What you are asked to do -
Only the lines from the one with "What's the underlying" through the last line of the records below belong in your answer, reproduced exactly and with the pictures left out.

Entries from a dataset of interfaces
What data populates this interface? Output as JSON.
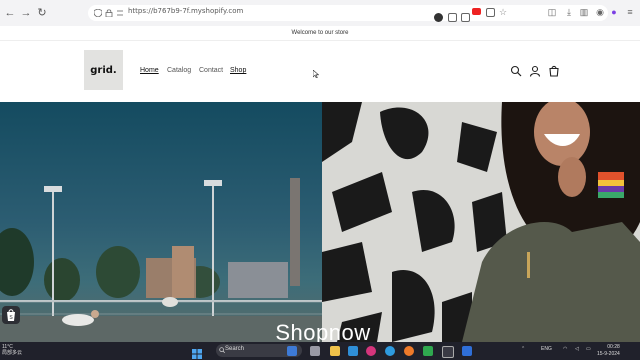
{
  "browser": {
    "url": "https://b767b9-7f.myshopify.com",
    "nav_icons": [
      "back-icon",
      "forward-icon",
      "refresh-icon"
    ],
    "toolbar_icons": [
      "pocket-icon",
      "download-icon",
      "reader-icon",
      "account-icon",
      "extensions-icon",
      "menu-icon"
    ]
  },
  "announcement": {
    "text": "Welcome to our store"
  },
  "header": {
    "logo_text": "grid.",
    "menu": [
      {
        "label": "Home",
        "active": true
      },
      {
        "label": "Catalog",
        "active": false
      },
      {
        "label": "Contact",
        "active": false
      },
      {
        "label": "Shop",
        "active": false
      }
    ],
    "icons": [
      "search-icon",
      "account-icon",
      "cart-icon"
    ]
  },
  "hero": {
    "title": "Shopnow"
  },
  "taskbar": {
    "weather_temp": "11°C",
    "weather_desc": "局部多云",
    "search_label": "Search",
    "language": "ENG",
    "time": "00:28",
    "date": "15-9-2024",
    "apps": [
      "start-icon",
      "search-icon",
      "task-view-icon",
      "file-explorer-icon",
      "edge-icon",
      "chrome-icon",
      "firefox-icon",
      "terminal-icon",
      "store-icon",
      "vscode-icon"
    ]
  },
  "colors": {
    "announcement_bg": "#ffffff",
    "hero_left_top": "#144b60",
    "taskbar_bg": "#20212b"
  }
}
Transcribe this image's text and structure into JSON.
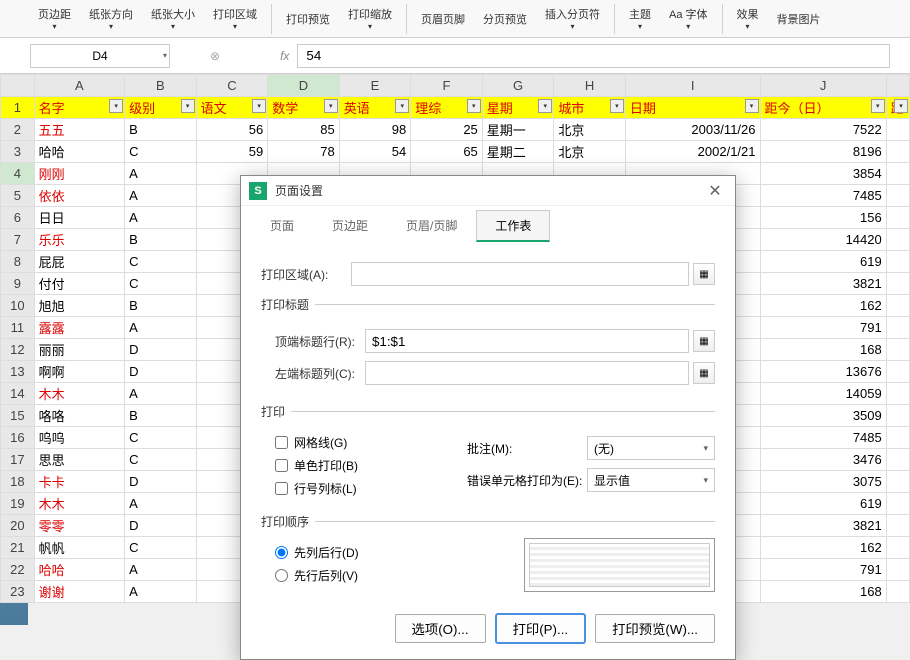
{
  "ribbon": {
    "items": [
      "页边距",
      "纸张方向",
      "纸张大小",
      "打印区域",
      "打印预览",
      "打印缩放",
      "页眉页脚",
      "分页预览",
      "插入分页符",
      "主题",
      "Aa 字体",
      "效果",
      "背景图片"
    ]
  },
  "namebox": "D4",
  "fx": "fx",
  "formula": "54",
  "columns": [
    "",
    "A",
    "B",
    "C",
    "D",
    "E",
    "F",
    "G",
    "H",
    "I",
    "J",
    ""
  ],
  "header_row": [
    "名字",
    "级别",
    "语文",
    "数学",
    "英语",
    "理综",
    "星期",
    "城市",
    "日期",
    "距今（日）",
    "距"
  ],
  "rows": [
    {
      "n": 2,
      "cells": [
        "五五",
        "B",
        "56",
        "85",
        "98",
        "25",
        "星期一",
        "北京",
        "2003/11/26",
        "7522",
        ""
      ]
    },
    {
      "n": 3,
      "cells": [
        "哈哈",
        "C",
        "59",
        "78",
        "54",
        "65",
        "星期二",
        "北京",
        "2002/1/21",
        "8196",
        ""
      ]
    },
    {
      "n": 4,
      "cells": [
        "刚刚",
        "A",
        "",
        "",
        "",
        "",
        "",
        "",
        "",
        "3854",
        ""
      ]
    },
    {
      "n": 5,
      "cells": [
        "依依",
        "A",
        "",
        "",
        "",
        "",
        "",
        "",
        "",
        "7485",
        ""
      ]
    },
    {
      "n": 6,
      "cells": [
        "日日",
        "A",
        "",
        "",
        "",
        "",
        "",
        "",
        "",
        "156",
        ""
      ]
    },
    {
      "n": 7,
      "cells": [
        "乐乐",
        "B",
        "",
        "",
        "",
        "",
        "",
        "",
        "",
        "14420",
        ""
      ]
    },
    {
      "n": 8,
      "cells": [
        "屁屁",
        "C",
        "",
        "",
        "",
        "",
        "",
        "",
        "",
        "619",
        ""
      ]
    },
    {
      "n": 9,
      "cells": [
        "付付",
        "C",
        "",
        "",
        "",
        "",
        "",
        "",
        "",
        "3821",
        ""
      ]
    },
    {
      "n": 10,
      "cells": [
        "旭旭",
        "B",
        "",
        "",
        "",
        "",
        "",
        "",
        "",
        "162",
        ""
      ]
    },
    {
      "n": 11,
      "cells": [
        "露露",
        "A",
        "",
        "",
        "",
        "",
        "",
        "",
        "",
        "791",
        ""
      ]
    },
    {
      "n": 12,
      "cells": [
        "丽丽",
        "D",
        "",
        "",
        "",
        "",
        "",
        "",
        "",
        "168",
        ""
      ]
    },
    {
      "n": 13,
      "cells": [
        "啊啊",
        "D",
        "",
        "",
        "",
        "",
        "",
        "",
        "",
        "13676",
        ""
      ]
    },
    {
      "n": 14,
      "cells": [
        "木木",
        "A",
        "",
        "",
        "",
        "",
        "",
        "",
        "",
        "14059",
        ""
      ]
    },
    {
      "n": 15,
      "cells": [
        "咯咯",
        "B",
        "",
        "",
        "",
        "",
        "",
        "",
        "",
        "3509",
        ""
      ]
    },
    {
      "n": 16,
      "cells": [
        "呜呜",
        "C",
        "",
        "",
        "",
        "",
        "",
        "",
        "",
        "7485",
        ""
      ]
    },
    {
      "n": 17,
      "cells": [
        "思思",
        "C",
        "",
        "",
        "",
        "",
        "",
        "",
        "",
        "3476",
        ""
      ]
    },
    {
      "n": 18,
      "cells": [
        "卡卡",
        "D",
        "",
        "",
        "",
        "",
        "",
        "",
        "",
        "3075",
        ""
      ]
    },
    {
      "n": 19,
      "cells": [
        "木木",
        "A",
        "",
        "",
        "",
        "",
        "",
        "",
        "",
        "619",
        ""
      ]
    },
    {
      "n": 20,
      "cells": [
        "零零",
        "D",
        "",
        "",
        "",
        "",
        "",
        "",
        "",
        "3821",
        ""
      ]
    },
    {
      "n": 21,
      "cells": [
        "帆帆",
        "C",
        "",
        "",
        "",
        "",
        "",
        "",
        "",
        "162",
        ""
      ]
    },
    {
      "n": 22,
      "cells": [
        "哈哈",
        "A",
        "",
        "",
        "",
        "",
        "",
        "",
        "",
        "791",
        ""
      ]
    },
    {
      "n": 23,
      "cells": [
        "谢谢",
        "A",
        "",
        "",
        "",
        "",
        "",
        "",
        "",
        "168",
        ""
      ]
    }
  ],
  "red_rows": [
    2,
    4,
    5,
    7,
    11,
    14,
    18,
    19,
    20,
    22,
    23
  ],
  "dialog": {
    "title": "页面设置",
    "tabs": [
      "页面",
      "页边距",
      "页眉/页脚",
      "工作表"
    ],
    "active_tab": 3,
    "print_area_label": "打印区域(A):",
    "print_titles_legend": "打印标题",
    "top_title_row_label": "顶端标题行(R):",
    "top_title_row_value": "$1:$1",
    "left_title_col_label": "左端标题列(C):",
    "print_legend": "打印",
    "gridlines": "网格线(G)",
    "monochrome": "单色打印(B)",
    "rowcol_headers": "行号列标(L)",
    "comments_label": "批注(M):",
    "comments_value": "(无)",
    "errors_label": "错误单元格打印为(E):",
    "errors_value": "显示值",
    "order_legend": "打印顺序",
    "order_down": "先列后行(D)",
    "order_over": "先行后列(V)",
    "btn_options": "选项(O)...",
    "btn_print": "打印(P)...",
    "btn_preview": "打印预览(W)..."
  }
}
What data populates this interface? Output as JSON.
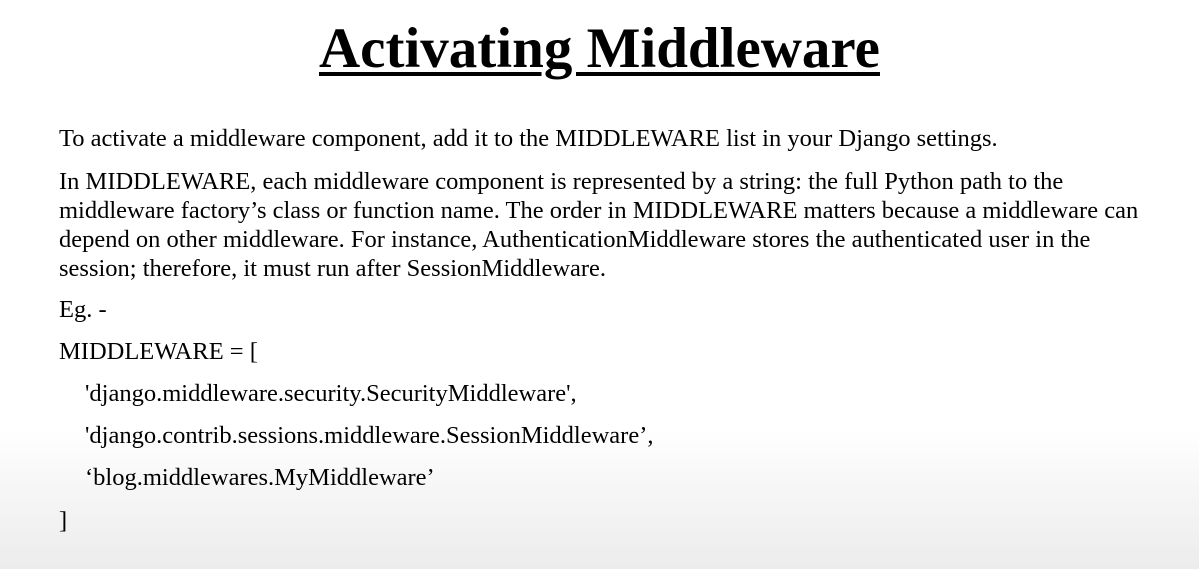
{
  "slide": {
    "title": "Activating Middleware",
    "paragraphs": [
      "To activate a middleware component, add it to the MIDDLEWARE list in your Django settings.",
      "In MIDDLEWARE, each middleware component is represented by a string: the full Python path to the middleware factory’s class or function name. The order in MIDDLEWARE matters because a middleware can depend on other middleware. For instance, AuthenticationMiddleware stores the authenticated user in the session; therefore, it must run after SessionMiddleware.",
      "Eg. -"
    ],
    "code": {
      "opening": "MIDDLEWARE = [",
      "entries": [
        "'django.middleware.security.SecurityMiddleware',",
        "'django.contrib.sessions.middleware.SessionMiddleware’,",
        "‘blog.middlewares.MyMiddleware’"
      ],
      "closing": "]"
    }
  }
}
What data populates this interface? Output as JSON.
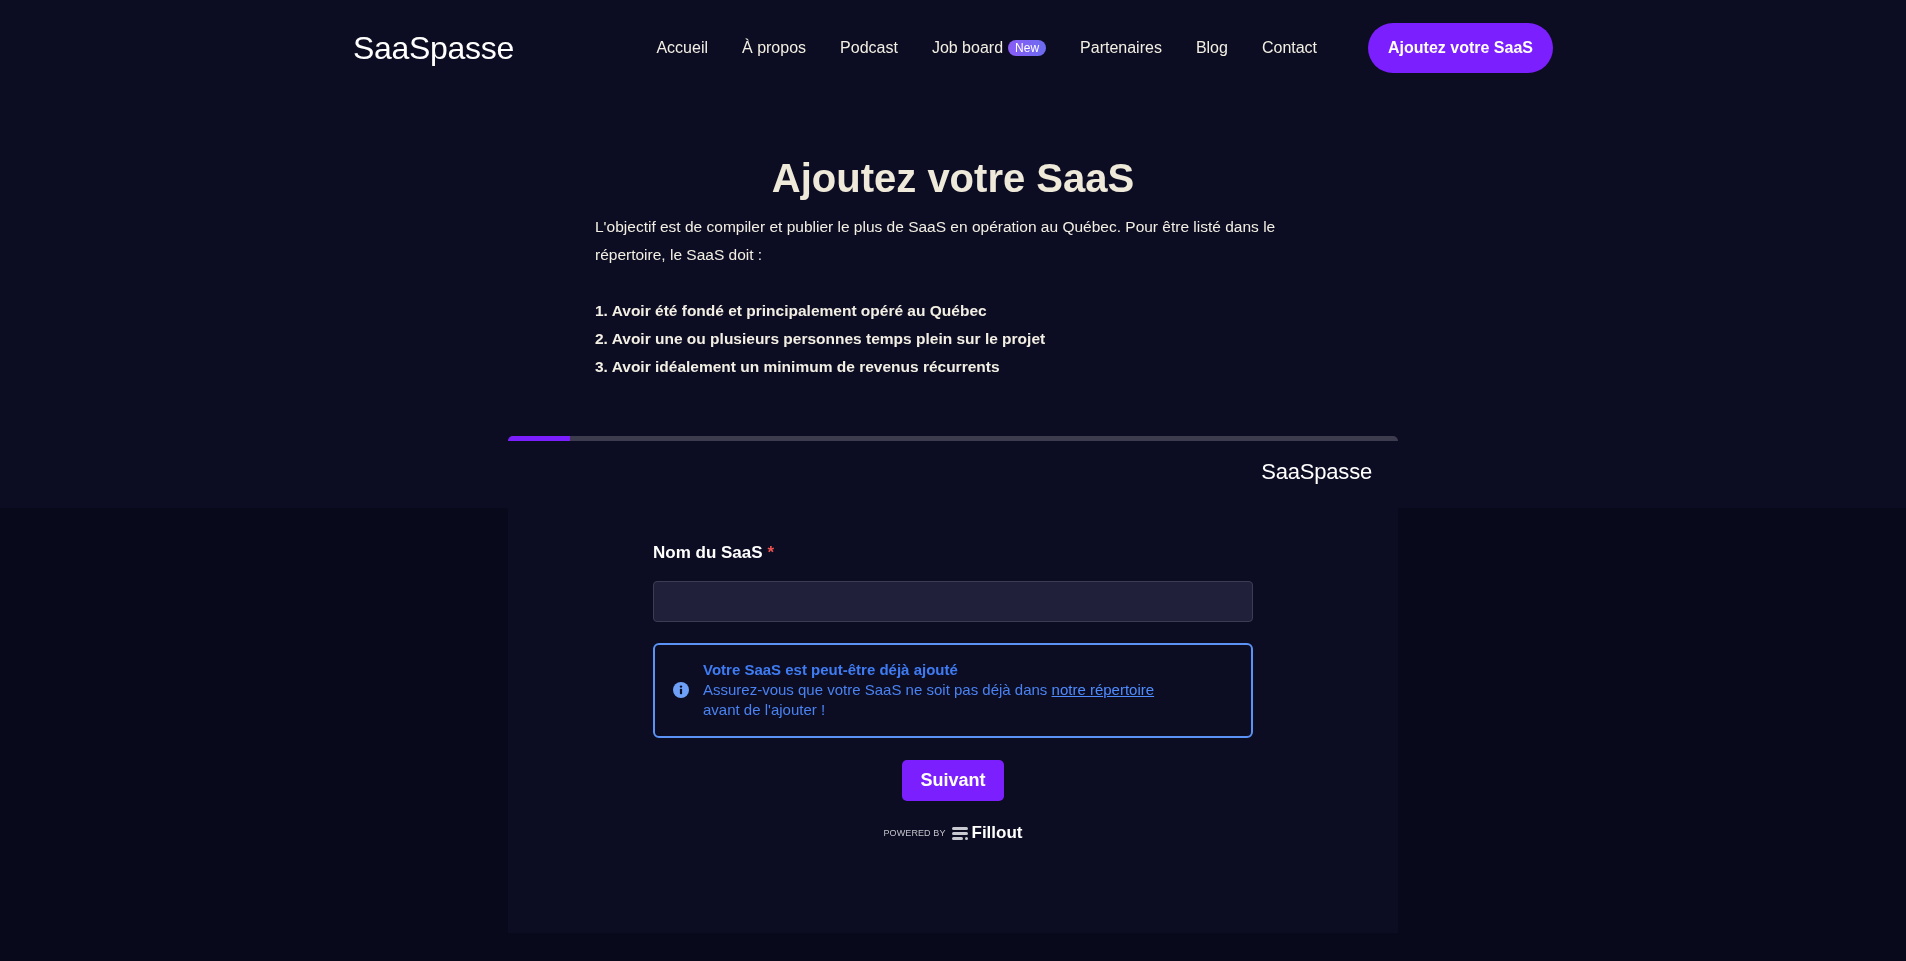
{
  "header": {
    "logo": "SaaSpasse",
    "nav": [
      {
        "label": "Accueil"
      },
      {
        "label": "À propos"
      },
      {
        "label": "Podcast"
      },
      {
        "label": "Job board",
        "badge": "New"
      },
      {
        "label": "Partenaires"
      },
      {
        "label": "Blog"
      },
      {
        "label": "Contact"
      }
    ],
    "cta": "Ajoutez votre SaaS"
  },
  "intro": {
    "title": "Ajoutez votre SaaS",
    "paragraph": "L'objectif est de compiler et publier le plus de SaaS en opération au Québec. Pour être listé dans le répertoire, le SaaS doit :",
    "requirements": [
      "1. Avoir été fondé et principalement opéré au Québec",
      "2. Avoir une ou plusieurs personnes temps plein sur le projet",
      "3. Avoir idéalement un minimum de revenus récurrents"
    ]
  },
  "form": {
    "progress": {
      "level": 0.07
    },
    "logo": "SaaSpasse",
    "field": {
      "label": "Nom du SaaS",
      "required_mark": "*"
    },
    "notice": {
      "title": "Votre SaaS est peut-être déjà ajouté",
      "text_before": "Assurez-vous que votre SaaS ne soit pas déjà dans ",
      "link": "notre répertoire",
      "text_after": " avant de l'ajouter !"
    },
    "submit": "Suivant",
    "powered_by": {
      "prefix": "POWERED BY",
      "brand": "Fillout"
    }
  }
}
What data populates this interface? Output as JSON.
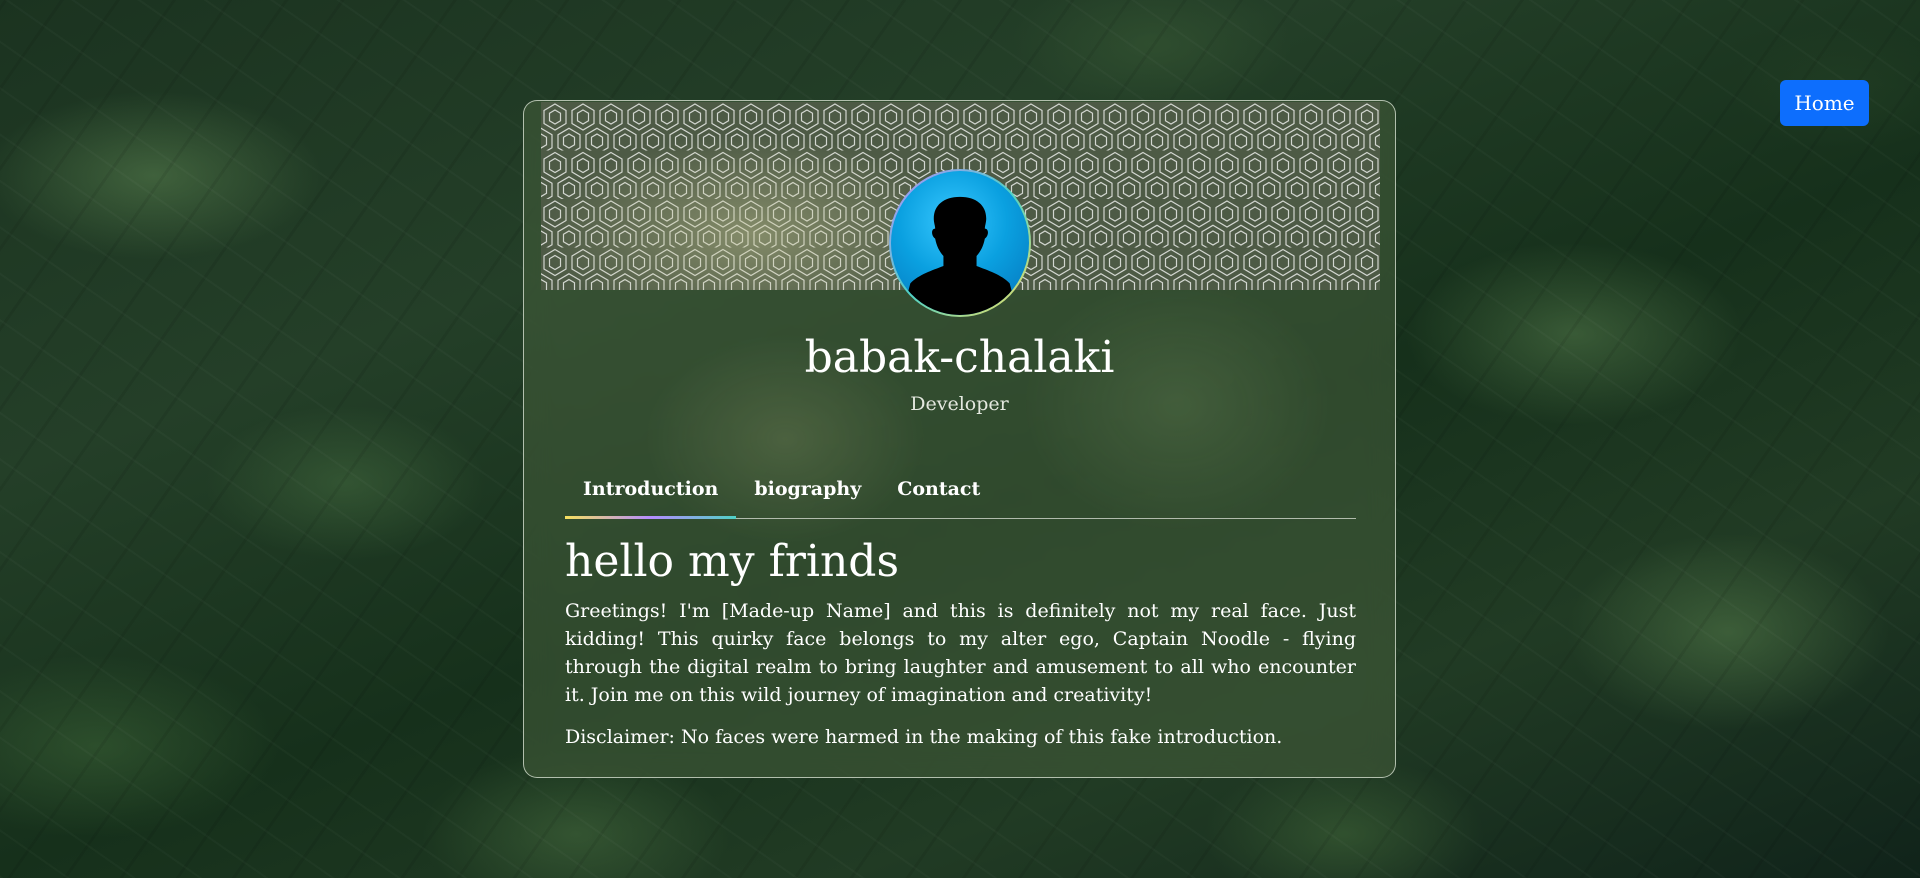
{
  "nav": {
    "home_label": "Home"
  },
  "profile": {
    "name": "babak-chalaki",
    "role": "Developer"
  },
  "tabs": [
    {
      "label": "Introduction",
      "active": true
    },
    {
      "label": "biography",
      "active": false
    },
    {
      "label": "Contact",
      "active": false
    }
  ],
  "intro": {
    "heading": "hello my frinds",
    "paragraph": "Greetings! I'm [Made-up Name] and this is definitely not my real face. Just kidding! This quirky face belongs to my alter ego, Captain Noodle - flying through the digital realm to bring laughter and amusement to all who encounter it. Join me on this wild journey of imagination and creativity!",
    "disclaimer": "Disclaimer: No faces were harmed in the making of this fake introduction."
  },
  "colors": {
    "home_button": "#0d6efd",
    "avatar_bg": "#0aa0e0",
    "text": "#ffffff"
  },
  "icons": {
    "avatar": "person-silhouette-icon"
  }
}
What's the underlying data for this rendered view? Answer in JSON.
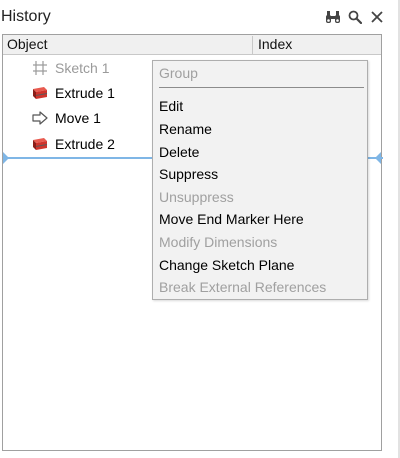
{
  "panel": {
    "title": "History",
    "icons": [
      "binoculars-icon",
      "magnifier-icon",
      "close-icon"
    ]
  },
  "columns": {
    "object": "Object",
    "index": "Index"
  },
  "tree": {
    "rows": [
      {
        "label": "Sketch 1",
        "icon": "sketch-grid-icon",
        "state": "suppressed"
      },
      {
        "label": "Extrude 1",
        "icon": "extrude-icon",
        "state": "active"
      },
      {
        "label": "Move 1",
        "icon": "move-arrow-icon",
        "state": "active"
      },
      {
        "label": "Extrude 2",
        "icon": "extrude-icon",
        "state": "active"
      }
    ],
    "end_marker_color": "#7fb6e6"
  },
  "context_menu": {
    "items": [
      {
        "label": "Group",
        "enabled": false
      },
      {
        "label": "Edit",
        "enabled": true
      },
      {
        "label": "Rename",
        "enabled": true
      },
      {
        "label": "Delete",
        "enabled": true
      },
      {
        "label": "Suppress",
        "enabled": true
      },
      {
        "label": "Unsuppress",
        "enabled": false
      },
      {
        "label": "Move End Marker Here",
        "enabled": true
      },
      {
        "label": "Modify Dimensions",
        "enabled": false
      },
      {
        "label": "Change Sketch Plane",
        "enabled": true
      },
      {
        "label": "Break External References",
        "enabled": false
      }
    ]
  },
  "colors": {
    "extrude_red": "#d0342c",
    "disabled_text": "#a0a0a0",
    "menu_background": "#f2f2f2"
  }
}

Solution for this problem -
What's the underlying data for this rendered view? Answer in JSON.
{
  "panel": {
    "title": "History",
    "icons": [
      "binoculars-icon",
      "magnifier-icon",
      "close-icon"
    ]
  },
  "columns": {
    "object": "Object",
    "index": "Index"
  },
  "tree": {
    "rows": [
      {
        "label": "Sketch 1",
        "icon": "sketch-grid-icon",
        "state": "suppressed"
      },
      {
        "label": "Extrude 1",
        "icon": "extrude-icon",
        "state": "active"
      },
      {
        "label": "Move 1",
        "icon": "move-arrow-icon",
        "state": "active"
      },
      {
        "label": "Extrude 2",
        "icon": "extrude-icon",
        "state": "active"
      }
    ],
    "end_marker_color": "#7fb6e6"
  },
  "context_menu": {
    "items": [
      {
        "label": "Group",
        "enabled": false
      },
      {
        "label": "Edit",
        "enabled": true
      },
      {
        "label": "Rename",
        "enabled": true
      },
      {
        "label": "Delete",
        "enabled": true
      },
      {
        "label": "Suppress",
        "enabled": true
      },
      {
        "label": "Unsuppress",
        "enabled": false
      },
      {
        "label": "Move End Marker Here",
        "enabled": true
      },
      {
        "label": "Modify Dimensions",
        "enabled": false
      },
      {
        "label": "Change Sketch Plane",
        "enabled": true
      },
      {
        "label": "Break External References",
        "enabled": false
      }
    ]
  },
  "colors": {
    "extrude_red": "#d0342c",
    "disabled_text": "#a0a0a0",
    "menu_background": "#f2f2f2"
  }
}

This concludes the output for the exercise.